Now, I suppose I'll be banned for this but, it is my opinion and I also will respect the opinions of whomever bans me for having an opinion and the freedom to express it. I am sure that you will try to have me banned and, based upon my observations during the past month of lurking, it will happen but, I do far more reading than posting anyway so, I am prepared for the punishment of having an opinion.
Regarding some comments of others, posted earlier...
The subject of the elevated mounting of "Part 15 AM" transmitters continues to be posted because so few people seem to realize its functional effect with regard to 15.219. There is at least an an equal "obsession" shown by the posts of others not wanting to accept this.
Put another way, the field intensity produced by an elevated system using a 10-meter conducting path from its chassis ground terminal leading to an r-f ground buried in the earth is about the equivalent of using an equally efficient transmitter rated for 4.23 watts of input power with the base of the 3-meter whip a few inches above the earth (other things equal).
Probably most people would not claim to be compliant with Part 15 AM when using a transmitter running 4.23 watts.

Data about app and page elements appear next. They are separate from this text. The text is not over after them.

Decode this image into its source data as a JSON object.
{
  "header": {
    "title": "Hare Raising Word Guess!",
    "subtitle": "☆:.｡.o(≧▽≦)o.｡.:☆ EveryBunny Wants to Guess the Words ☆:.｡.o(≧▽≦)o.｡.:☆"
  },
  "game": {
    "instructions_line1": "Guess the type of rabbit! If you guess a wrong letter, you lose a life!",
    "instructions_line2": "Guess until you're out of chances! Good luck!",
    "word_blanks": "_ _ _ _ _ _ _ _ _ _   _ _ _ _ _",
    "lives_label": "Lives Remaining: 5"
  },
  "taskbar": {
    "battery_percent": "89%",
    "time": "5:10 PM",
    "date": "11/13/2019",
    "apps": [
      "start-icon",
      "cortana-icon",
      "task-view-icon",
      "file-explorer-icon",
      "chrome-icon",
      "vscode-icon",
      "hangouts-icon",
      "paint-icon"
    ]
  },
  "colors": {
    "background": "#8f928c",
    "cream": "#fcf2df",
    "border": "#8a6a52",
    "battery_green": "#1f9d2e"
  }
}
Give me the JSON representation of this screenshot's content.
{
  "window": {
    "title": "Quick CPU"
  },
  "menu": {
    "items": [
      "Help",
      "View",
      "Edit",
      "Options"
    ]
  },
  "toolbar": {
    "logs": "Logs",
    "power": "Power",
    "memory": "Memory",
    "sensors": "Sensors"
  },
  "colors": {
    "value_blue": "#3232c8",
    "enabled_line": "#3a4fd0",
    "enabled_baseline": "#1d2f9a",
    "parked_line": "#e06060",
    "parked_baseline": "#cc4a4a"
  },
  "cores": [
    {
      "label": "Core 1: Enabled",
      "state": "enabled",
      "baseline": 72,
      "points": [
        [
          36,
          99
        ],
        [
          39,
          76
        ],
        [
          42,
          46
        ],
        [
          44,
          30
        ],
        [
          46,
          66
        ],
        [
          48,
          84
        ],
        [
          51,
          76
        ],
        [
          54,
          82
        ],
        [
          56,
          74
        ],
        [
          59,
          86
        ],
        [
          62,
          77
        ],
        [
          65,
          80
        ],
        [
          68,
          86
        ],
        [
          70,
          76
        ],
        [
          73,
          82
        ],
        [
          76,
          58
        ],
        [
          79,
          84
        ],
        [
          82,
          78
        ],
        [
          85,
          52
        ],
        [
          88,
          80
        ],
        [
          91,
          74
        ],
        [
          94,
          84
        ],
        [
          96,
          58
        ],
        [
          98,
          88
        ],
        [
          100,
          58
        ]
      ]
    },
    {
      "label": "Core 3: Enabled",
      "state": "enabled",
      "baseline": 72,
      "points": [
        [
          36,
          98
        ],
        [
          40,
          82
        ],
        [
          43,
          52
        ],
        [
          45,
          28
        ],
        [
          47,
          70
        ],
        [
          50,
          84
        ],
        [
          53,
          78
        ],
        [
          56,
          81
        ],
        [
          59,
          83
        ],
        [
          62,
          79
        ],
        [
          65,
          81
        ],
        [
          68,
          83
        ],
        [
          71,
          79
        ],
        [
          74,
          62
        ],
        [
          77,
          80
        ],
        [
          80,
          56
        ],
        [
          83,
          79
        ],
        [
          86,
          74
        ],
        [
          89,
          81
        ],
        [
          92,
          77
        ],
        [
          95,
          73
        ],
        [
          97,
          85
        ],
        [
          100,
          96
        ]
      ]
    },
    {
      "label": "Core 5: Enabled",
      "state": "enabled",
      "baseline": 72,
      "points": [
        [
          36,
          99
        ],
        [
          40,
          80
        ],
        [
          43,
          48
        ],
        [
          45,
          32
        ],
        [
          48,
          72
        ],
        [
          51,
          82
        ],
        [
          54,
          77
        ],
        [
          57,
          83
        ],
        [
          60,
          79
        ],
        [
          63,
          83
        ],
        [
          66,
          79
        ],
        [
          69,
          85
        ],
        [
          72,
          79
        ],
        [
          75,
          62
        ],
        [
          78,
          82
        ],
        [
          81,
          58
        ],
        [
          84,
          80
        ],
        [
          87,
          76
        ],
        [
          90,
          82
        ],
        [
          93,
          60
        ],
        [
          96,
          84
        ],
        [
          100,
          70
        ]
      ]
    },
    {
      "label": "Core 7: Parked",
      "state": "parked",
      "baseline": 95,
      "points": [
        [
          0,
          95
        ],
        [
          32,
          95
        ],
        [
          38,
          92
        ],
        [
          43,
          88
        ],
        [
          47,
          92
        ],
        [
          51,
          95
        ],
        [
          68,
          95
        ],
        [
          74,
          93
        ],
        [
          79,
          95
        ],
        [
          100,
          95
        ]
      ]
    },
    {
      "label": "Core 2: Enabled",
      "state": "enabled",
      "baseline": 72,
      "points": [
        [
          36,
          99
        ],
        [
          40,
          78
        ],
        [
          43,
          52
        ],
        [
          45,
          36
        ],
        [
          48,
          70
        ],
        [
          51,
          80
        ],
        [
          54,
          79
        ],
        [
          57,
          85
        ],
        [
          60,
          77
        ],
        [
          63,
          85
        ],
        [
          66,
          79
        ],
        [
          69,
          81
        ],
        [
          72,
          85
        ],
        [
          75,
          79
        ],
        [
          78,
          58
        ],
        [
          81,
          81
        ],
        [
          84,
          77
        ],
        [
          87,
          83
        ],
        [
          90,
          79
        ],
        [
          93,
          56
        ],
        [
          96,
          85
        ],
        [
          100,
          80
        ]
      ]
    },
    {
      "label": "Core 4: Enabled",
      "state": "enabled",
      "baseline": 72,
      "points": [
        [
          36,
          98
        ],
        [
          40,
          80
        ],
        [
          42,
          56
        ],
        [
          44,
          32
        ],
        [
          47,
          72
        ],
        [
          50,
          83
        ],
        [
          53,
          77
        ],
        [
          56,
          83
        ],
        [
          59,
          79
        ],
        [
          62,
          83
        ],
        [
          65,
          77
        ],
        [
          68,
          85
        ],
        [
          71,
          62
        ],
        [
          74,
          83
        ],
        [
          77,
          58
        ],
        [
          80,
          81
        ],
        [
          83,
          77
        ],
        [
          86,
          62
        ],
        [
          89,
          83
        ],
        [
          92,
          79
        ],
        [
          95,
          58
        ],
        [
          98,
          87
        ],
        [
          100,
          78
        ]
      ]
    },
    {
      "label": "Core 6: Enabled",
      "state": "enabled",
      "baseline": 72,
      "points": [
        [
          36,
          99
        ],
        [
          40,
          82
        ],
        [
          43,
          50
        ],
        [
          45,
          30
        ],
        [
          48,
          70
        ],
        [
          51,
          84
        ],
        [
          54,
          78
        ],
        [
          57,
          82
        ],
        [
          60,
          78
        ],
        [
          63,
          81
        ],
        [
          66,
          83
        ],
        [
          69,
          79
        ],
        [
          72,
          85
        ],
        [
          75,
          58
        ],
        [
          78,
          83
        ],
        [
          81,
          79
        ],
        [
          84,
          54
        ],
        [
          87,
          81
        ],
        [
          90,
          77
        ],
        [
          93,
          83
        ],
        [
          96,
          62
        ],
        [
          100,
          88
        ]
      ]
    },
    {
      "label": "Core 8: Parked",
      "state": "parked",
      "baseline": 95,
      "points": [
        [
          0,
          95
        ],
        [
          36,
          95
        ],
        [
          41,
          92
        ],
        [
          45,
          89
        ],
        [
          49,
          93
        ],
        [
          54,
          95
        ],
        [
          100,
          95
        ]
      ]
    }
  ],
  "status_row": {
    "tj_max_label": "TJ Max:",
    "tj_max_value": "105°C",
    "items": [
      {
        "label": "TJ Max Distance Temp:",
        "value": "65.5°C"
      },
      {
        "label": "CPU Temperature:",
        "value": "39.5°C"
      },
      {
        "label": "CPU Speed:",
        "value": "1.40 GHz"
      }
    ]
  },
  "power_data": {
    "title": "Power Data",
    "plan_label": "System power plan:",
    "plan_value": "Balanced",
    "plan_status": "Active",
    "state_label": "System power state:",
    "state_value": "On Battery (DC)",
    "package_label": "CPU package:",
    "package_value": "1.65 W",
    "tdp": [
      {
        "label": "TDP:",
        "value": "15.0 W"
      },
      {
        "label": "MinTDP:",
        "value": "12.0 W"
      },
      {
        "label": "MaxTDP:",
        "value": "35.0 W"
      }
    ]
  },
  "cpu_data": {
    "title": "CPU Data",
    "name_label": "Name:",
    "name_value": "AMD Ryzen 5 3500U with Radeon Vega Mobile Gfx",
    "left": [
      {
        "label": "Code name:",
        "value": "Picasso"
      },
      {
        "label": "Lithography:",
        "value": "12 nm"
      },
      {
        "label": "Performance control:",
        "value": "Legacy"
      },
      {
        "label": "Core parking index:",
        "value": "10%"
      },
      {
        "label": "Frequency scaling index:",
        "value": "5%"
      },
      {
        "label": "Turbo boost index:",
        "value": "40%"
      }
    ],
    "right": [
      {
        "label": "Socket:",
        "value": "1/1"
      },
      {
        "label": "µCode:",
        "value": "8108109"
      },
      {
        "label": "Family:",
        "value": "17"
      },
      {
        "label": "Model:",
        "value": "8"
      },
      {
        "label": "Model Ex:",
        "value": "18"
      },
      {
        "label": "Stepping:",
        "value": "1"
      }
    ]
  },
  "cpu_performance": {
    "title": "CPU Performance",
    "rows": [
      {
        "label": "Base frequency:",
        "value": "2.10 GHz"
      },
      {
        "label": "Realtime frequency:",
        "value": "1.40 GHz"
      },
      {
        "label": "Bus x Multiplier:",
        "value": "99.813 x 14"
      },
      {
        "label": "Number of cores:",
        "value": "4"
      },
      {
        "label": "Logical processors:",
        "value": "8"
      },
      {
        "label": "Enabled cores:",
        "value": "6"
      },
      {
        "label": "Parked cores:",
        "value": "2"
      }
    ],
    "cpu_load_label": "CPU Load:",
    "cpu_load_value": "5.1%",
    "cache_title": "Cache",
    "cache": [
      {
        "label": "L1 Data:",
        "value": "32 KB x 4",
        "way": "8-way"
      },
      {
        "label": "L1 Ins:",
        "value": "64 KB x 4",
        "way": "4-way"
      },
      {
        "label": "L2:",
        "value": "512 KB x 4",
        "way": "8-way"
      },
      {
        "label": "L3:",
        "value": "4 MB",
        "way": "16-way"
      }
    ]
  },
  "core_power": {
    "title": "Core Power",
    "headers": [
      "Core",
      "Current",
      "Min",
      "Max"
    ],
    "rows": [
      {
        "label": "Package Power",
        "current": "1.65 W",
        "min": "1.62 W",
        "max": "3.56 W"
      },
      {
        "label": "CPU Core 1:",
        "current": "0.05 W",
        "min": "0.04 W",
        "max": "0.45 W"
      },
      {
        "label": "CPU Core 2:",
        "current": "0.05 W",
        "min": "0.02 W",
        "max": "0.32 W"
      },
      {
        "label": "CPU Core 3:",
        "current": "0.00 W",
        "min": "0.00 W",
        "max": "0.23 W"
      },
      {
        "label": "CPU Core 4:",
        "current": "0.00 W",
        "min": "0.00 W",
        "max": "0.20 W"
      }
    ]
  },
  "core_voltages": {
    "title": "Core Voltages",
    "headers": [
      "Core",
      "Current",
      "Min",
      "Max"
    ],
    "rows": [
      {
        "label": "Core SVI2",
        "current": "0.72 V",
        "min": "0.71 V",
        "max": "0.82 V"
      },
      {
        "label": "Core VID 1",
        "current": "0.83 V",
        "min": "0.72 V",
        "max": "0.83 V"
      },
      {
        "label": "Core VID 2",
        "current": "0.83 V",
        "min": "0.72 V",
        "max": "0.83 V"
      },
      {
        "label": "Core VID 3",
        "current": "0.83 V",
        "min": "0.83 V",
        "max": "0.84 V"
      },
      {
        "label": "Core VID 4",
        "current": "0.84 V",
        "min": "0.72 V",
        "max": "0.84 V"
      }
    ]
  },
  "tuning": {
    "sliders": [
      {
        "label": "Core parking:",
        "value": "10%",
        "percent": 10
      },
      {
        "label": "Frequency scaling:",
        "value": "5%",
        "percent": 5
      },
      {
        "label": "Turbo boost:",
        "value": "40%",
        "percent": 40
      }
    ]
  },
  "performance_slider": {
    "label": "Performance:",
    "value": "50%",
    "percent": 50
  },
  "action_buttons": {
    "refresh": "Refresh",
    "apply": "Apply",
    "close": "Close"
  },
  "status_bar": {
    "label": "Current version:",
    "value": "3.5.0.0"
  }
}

Yet using a 100 mW transmitter on an elevated mount as described above is judged by many to be acceptable and even compliant with Part 15, even though the result can be the same.
It would be useful to their customers if the manufacturers of Part 15 AM transmitters recognized this, and did not suggest elevated mounts for their equipment. One such user who was cited for a long ground conductor under 15.219 even reported that he didn't understand why that happened, as he had followed the manufacturer's advice in his installation.
In any case, this information is not given with the intent to "police" Part 15 AM, but simply to show how it works.
Readers will decide for themselves if/how they wish to use this information.
R.FRY is one of those busybody types, just looking for trouble!